DESCRIPTION OF THE TASK :: Look for the string "text" in the material below. Copy every line where you find it.

──────────

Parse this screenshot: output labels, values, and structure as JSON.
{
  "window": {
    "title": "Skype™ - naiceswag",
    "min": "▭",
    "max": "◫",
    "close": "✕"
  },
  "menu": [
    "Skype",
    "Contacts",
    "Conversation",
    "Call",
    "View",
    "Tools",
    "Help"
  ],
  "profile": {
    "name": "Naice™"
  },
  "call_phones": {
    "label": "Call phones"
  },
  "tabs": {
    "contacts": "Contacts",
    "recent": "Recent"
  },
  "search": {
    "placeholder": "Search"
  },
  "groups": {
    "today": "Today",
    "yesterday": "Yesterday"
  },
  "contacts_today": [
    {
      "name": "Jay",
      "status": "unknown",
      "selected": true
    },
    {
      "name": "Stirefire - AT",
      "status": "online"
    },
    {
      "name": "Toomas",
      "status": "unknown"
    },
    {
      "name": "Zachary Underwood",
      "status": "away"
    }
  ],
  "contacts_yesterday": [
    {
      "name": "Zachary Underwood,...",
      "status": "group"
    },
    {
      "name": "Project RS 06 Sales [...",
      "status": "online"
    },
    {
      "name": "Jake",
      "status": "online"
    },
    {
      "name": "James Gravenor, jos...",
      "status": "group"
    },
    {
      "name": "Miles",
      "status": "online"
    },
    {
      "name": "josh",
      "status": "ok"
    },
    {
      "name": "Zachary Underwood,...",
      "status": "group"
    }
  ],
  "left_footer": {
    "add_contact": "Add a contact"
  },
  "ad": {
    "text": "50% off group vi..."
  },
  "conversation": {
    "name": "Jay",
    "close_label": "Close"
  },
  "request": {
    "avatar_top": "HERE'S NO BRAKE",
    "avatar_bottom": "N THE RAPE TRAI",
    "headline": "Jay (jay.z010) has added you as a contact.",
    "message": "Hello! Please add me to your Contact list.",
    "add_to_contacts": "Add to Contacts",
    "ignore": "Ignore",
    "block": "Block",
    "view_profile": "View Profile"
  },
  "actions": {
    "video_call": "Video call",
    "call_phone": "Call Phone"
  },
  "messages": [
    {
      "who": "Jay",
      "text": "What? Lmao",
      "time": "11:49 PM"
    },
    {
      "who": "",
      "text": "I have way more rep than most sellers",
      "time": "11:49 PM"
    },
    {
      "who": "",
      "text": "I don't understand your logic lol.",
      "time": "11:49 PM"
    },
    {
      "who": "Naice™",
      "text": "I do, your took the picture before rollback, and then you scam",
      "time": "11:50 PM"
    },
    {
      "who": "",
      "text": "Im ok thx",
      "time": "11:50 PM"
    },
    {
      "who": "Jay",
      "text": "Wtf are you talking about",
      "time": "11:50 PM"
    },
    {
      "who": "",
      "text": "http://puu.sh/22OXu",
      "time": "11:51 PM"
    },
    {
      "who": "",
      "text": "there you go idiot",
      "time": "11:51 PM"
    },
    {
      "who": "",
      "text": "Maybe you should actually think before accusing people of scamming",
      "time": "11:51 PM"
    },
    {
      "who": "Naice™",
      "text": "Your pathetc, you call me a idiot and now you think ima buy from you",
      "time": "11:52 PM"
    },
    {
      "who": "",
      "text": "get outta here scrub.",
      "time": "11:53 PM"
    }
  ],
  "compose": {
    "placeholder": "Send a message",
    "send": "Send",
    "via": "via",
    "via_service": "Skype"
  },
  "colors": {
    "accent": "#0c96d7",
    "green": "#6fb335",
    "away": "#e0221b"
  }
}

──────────

SOLUTION FOR THIS PROBLEM ::
    "text": "50% off group vi..."
      "text": "What? Lmao",
      "text": "I have way more rep than most sellers",
      "text": "I don't understand your logic lol.",
      "text": "I do, your took the picture before rollback, and then you scam",
      "text": "Im ok thx",
      "text": "Wtf are you talking about",
      "text": "http://puu.sh/22OXu",
      "text": "there you go idiot",
      "text": "Maybe you should actually think before accusing people of scamming",
      "text": "Your pathetc, you call me a idiot and now you think ima buy from you",
      "text": "get outta here scrub.",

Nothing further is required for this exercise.